As a sector that is heavily event-based, the art world has faced its fair share of difficulties this year. Cancellations of exhibitions and fairs have left many galleries and museums looking for different ways to adapt.
For The Sovereign Asian Art Prize, already in its sixteenth iteration, it was a year of firsts.
This Prize was the first edition to receive over 600 submissions, marking a new record in its history. Works were entered from artists in over 30 countries, amongst them Tajikistan appearing for the first time.
Grand Prize winner Alex Seton became the first Australian to be awarded the title. To create his award-winning work Oilstone 05_Corrosion, he deliberately smashed, reassembled and prematurely aged 200 million-year old marble, accelerating the natural ageing process of the material and thereby challenging notions of its stability and permanence. The piece seems a fitting choice for a year that effectively exposed the fragility of trusted systems in the face of new and unexpected pressures.
Alex was nominated into The Prize by curator, researcher, academic Mikala Tai. He is the first of her nominees to have clinched the award.
For the first time, we presented a fully realised educational programme alongside a six-week long Finalists Exhibition, in partnership with K11 HACC, K11 ATELIER King’s Road, and K11 Art Foundation. Self-guided learning kits and an interactive education corner were offered to visitors of all ages, encouraging critical thinking and enjoyment through an art-based learning experience.

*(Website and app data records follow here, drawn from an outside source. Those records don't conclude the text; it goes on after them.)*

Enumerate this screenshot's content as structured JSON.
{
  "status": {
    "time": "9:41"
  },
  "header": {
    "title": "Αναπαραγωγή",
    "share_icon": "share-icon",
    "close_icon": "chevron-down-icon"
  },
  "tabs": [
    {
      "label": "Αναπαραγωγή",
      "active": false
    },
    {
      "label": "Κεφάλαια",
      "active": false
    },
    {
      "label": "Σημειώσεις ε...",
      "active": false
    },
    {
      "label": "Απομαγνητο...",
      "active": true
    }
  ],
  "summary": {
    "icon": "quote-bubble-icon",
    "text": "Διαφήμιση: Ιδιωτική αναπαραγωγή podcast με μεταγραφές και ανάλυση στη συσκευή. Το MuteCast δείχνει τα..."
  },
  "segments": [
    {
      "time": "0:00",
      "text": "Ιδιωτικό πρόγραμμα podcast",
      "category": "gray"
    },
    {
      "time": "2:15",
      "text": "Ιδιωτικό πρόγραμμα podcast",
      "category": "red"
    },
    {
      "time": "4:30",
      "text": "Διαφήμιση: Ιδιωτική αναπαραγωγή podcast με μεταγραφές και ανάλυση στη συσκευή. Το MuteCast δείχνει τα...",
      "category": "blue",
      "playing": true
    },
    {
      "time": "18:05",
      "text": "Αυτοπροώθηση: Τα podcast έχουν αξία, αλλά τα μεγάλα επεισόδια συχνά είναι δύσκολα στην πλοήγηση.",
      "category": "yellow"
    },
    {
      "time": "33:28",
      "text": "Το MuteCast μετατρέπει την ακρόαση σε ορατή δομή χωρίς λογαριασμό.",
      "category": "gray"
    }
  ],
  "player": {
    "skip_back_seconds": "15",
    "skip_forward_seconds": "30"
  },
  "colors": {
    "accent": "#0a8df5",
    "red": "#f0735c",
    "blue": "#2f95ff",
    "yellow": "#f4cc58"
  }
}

We also took steps into the digital realm – for the first time, live-streaming a day-long online symposium: ‘Art in Hong Kong: People, Place and Practice’, with the support of CoBo Social. Creating our first ever virtual tour of the exhibition, to ensure full accessibility to the public despite social distancing rules. And broadcasting our very first online international prize-giving, by presenting the winning artists with their awards through Zoom calls spanning Hong Kong, London, Indonesia, Dubai and Australia.
These feats, which at times seemed daunting given the unfavourable circumstances imposed by the pandemic, were possible due to the amazing support of our aforementioned partners, the never-ending resourcefulness and resilience of our team, the full support and cooperation of our judging panel, nominators and the talented artists featured in the show; as well as all those who came out to support it and share it online.
Finally, it was the first year we didn’t hold a fundraising Gala. Instead, we ran a series of small-scale collector tours and wine-tasting events in the space, which collectively raised over HK$1M for artists and our charitable programmes.
Despite the setbacks we have all faced, we are glad to have been able to carry though the Prize this year, providing publicity and support to artists who are producing important work.
We have many reasons to keep moving forward and hopefully, many more firsts to come.
Director of The Sovereign Art Foundation